As the US-China trade war rages on, investors must not lose sight of central banks and economic fundamentals
Hannah Anderson says news about interest rates and economic growth seems to get lost in the rapidly moving news cycle but when it comes to emerging markets, central banks are the players to watch
Markets are fickle by nature – what captures investor attention one day doesn’t even make the top 10 list of most-important items to watch the next. These short attention spans can make it tough to figure out what precisely is behind any day’s moves. It also makes it difficult to tell how a shift in the fundamentals will affect markets beyond investors’ reactions to the initial news – by the time a change in fundamentals actually alters market conditions, attentions have moved on.

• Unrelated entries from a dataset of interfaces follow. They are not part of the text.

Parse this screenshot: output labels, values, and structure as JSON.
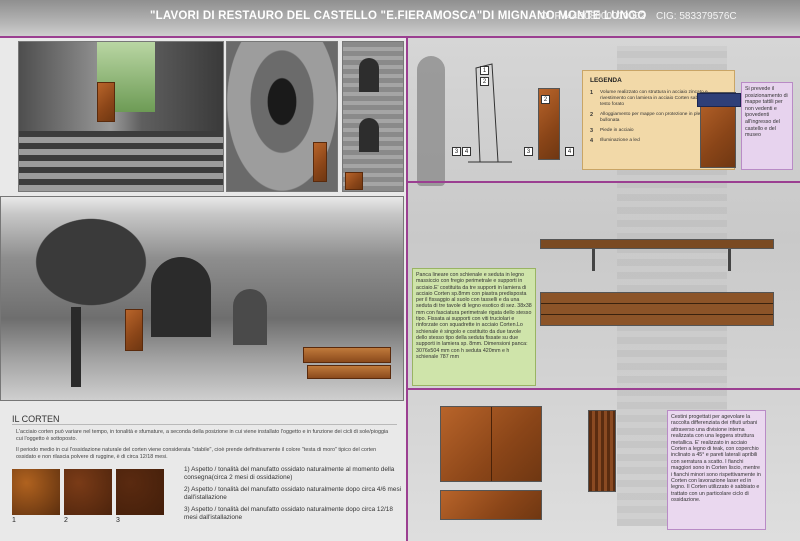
{
  "header": {
    "title": "\"LAVORI DI RESTAURO DEL CASTELLO \"E.FIERAMOSCA\"DI MIGNANO MONTE LUNGO",
    "cup": "CUP I44B08000010002",
    "cig": "CIG: 583379576C"
  },
  "legend": {
    "title": "LEGENDA",
    "items": [
      {
        "num": "1",
        "text": "Volume realizzato con struttura in acciaio zincato e rivestimento con lamiera in acciaio Corten sabbiato con testo forato"
      },
      {
        "num": "2",
        "text": "Alloggiamento per mappe con protezione in plexiglas bullonata"
      },
      {
        "num": "3",
        "text": "Piede in acciaio"
      },
      {
        "num": "4",
        "text": "Illuminazione a led"
      }
    ]
  },
  "side_notes": {
    "maps_note": "Si prevede il posizionamento di mappe tattili per non vedenti e ipovedenti all'ingresso del castello e del museo",
    "bench_note": "Panca lineare con schienale e seduta in legno massiccio con fregio perimetrale e supporti in acciaio.E' costituita da tre supporti in lamiera di acciaio Corten sp.8mm con piastra predisposta per il fissaggio al suolo con tasselli e da una seduta di tre tavole di legno esotico di sez. 38x38 mm con fasciatura perimetrale rigata dello stesso tipo. Fissata ai supporti con viti truciolari e rinforzate con squadrette in acciaio Corten.Lo schienale è singolo e costituito da due tavole dello stesso tipo della seduta fissate su due supporti in lamiera sp. 8mm. Dimensioni panca: 3076x504 mm con h seduta 420mm e h schienale 787 mm",
    "bin_note": "Cestini progettati per agevolare la raccolta differenziata dei rifiuti urbani attraverso una divisione interna realizzata con una leggera struttura metallica. E' realizzato in acciaio Corten a legno di teak, con coperchio inclinato a 45° e pareti laterali apribili con serratura a scatto. I fianchi maggiori sono in Corten liscio, mentre i fianchi minori sono rispettivamente in Corten con lavorazione laser ed in legno. Il Corten utilizzato è sabbiato e trattato con un particolare ciclo di ossidazione."
  },
  "corten": {
    "title": "IL CORTEN",
    "p1": "L'acciaio corten può variare nel tempo, in tonalità e sfumature, a seconda della posizione in cui viene installato l'oggetto e in funzione dei cicli di sole/pioggia cui l'oggetto è sottoposto.",
    "p2": "Il periodo medio in cui l'ossidazione naturale del corten viene considerata \"stabile\", cioè prende definitivamente il colore \"testa di moro\" tipico del corten ossidato e non rilascia polvere di ruggine, è di circa 12/18 mesi.",
    "swatches": [
      {
        "label": "1",
        "color": "#b0621f"
      },
      {
        "label": "2",
        "color": "#7a3b17"
      },
      {
        "label": "3",
        "color": "#5a2a10"
      }
    ],
    "oxidation": [
      "1) Aspetto / tonalità del manufatto ossidato naturalmente al momento della consegna(circa 2 mesi di ossidazione)",
      "2) Aspetto / tonalità del manufatto ossidato naturalmente dopo circa 4/6 mesi dall'istallazione",
      "3) Aspetto / tonalità del manufatto ossidato naturalmente dopo circa 12/18 mesi dall'istallazione"
    ]
  },
  "callouts": {
    "front_view_nums": [
      "1",
      "2",
      "3",
      "4"
    ],
    "side_view_nums": [
      "2",
      "3",
      "4"
    ]
  }
}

I experienced a bit of whiplash trying to understand what was driving emerging markets over the past week. Fundamentally, interest rates and growth outlooks have shifted a great deal in recent months. But headlines were overtaken by news about trade and investors seem to have forgotten about everything they were paying attention to previously.
On the one hand, the latest developments in the US-China trade war do merit attention. Slowing global trade, a potential result of the US-imposed higher tariffs, is a negative for emerging markets. Increasingly, emerging markets find themselves trading in line with expectations for China’s economic cycle and so any slowing growth in China due to a more challenging export environment will be felt more broadly too.
On the other hand, markets have been rightly focused on central banks’ efforts to shore up confidence in local assets for much of the summer. In an environment of rising worries about external vulnerabilities in emerging markets, investors should have expected a good deal of central bank activity.
Additionally, gradual tightening of global liquidity raises questions about the response of emerging market assets, particularly since the overwhelmingly negative reaction of emerging markets to even the mere threat of higher rates during the “taper tantrum” is still fresh in investors’ minds.
Watch: The origins and impact of the US-China trade war
When dealing with these competing narratives, I find it useful to divide central banks into three broad groups that help categorise their moves and the reasons for them, and thus, what market reactions should be to any change in policy. These groups are: the worriers, the liquidity drivers and the “wait-and-see-ers”.
The “worriers” right now include the central banks of Turkey, Argentina, Russia, Brazil, Indonesia and the Philippines. These banks have all raised rates in response to global (Turkey, Argentina) or local (Russia, Philippines) pressures. Changes in the economic fundamentals or investor attitudes towards each of these markets prompted rising worries about future conditions, which the central banks responded to, either proactively or belatedly.
The “global liquidity drivers” are well known: the US Federal Reserve, the Bank of England, the European Central Bank and the Bank of Japan are all in the process of removing the extremely accommodative monetary policies they enacted in the aftermath of the global financial crisis.
These banks are at different stages of this process, from tightening policy (the Fed, Bank of England) to thinking about tightening (European Central Bank), to keeping conditions easy for now (Bank of Japan). Being the predominant providers of liquidity to the global financial system, these banks are wary of the ramifications of moving too quickly.
The “wait-and-see-ers” represent most of the rest of central banks here in Asia. We are not immune to broader challenges in emerging markets, but domestic conditions have not warranted attention-grabbing moves from central banks. The banks in this group may well move to the “worriers” group by the end of the year – overheating domestic markets or rising inflation may prompt action from Thailand’s or India’s central bank.
However, for now, banks in this group are taking the same approach to their domestic markets that I am in trying to understand emerging markets as a whole – we’re waiting to see how fundamentals reassert themselves in a too-crowded news cycle.
Fundamentals are still shifting and investors in any asset class cannot forget about central banks; we are likely to see more actions in the rest of 2018. This narrative is still relevant for emerging markets, despite the fact that other developments are likely to grab headlines in any given week.
Hannah Anderson is a global market strategist at JP Morgan Asset Management